The decline in the U.S. industrial base over the past couple of decades is the main factor eroding the share of American national income that goes to middle-class workers, according to consultants at McKinsey & Co.
For decades, labor’s share of gross domestic product has shrunk—while the share that goes to capital like profits, interest and rent, has risen. The McKinsey Global Institute, the firm’s research arm, finds that manufacturing accounts for more than two-thirds of the overall decline in labor’s share of gross domestic product since 1990. That, in turn, has harmed the prospects of the middle class and widened income inequality.
Wages are supposed to track worker productivity, and from the end of World War II until 1973 they did.
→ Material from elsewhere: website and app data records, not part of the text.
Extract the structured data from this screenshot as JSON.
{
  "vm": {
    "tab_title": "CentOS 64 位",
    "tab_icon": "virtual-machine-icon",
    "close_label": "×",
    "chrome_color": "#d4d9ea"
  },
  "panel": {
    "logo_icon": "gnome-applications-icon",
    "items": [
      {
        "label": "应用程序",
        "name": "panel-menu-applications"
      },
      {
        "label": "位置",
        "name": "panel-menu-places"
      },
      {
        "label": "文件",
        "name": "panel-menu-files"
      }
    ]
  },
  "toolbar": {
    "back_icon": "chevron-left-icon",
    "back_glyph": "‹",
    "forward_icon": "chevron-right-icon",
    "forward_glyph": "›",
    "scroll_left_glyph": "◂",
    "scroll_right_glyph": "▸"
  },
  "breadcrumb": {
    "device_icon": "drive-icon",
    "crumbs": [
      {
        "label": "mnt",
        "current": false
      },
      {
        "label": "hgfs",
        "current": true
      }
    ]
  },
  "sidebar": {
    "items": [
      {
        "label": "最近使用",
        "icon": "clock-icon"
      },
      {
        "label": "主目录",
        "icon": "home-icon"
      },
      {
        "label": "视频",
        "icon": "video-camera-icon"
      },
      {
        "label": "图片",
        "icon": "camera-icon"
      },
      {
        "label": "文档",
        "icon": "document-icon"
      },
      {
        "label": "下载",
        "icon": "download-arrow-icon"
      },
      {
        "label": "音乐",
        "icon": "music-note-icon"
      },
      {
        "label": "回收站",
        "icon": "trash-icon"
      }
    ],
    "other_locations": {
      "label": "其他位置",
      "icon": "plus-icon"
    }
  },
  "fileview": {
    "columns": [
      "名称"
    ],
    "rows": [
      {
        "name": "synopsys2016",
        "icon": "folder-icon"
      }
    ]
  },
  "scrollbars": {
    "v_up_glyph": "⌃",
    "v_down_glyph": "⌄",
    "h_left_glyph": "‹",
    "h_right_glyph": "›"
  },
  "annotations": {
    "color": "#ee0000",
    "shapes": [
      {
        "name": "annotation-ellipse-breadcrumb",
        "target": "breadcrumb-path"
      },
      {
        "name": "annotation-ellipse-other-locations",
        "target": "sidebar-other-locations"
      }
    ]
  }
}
Then, something happened: Productivity kept rising but wages did not. Many on the left argue the link is now broken and redistributing income from the wealthy downward would help workers more than faster economic growth. But a new study co-authored by Harvard University economist Lawrence Summers says that’s wrong. He and Anna Stansbury, a doctoral student at Harvard, found a strong and persistent link between hourly productivity and a variety of wage measures since 1973. The problem, they conclude, is that the positive influence of productivity on pay has been overwhelmed by other forces pushing the other way.
The Census Bureau reports that home ownership in the United States rose to 63.9 percent in the third quarter of 2017. This continues a rising trend since the second quarter of 2016, when home ownership had dropped to 62.9. This equaled the previous low of 51 years before (1965), just a year after annual data reporting began. Home ownership peaked at 69.2 percent during the housing bubble and had been generally declining since late 2006 (Figure).
The California dream isn’t dead. It just upped and moved to South Dakota. Less than half of people born in California in 1980 are making more money than their parents did as young adults. That’s the lowest percentage of children out-earning their parents that California has seen since at least 1940. By contrast, 62 percent of people born in South Dakota in 1980 out-earn their parents. That’s the highest percentage for any state in the country.
Compensation costs increased 0.7 percent for civilian workers, seasonally adjusted, from June 2017 to September 2017. Over the year, compensation rose 2.5 percent, wages and salaries rose 2.5 percent, and benefits rose 2.4 percent.